The mayoral succession to Willie Herenton, the dominant figure in Memphis city politics for the better part of two decades, is now beginning to resemble the situation in Yugoslavia in the early ‘90s after the death of that country’s long-time dictator, Marshal Tito.
Not only did rivals of every sort begin staking their claims to power, but the country itself broke up into fragments — Serbia, Bosnia, Croatia, Kosovo, etc., etc., and the process is continuing even today. Nobody expects that kind of Balkanization to occur in Memphis. The city is the city and will remain so.

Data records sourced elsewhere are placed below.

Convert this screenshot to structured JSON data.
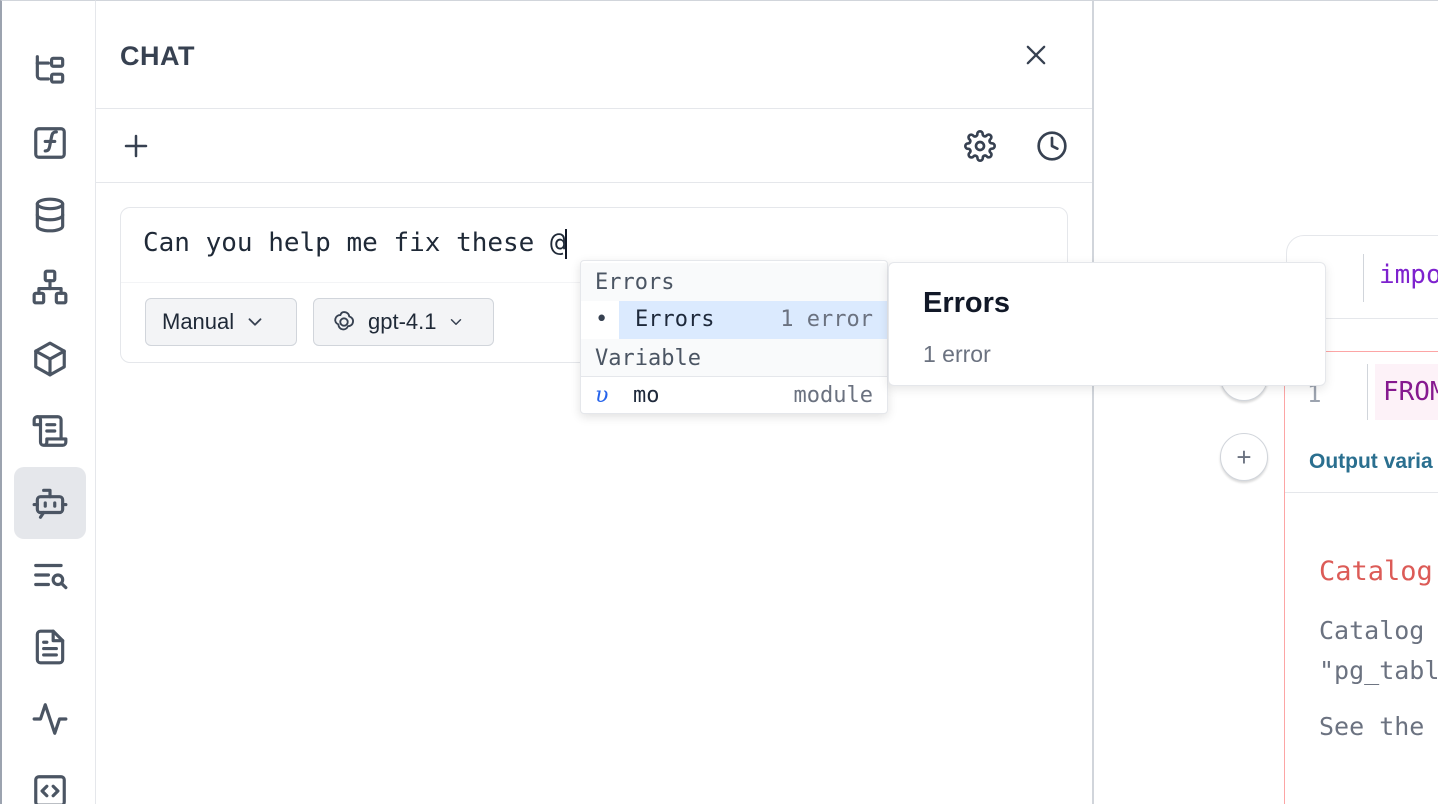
{
  "activity_bar": {
    "items": [
      {
        "icon": "file-tree-icon"
      },
      {
        "icon": "function-icon"
      },
      {
        "icon": "database-icon"
      },
      {
        "icon": "dependency-graph-icon"
      },
      {
        "icon": "package-icon"
      },
      {
        "icon": "scroll-icon"
      },
      {
        "icon": "bot-icon",
        "active": true
      },
      {
        "icon": "search-list-icon"
      },
      {
        "icon": "document-icon"
      },
      {
        "icon": "activity-icon"
      },
      {
        "icon": "code-icon"
      }
    ]
  },
  "chat": {
    "title": "CHAT",
    "input_text": "Can you help me fix these @",
    "mode_label": "Manual",
    "model_label": "gpt-4.1"
  },
  "autocomplete": {
    "groups": [
      {
        "header": "Errors",
        "items": [
          {
            "bullet": "•",
            "label": "Errors",
            "detail": "1 error",
            "selected": true
          }
        ]
      },
      {
        "header": "Variable",
        "items": [
          {
            "icon": "υ",
            "label": "mo",
            "detail": "module"
          }
        ]
      }
    ],
    "info": {
      "title": "Errors",
      "subtitle": "1 error"
    }
  },
  "notebook": {
    "cell1_code": "impo",
    "cell2_line": "1",
    "cell2_code": "FROM",
    "output_var_label": "Output varia",
    "error_title": "Catalog",
    "error_lines": [
      "Catalog",
      "\"pg_tabl",
      "See the"
    ],
    "add_cell_symbol": "+"
  }
}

But the power struggle is something else. For years, ever since it became obvious that Herenton wanted to take leave of the mayor’s office before his term expired, Shelby County Mayor A C Wharton has been reckoned the odds-on favorite to succeed him. Even now, the major challenge to that assumption has come from Wharton’s own expression of concern about the size of the prospective October 27th special election field two weeks ago.
Wharton worried out loud that a plethora of niche candidates could create a “fluke” situation with an unexpected victor. And a day after he had formally left office, leaving city council chairman Myron Lowery in charge as “mayor pro tem,” Herenton, too, advanced the notion that the special election would be a “crapshoot,” one which “anybody can win.”
The “anybody” in question at the time was a relatively smallish field consisting of Wharton, Lowery, former city council member Carol Chumney, lawyer and Herenton intimate Charles Carpenter, WWE wrestler/commentator Jerry Lawler, maverick school board member the Rev. Kenneth Whalum Jr., and businessman/Shelby County Commissioner James Harvey. Lawyer Jim Strickland, who had been considered a strong contender, had decided against running after commissioning and digesting a poll.
Lowery, whose early wish to have an orderly transition and head up an activist interim government had been quashed by Herenton, was reeling anew this week after his post-swearing-in effort to fire city attorney Elbert Jefferson had angered fellow council members and been blocked, at least temporarily, by a judicial injunction.
Coincidentally or not, that imbroglio coincided with a second wave of mayoral candidates — including, it would seem, city court clerk Thomas Long, city council member Wanda Halbert, and former city council member Edmund Ford Sr. Nor, with ample time left before the September 17th filing date for candidacies, is there reason to believe that the parade of new hopefuls is over.
Clearly, there is a power vacuum in Memphis at the moment, and the fact that nature abhors a vacuum is a bona fide physical law, one that applies to politics as well. The present confusion in the city’s political ranks is a case in point.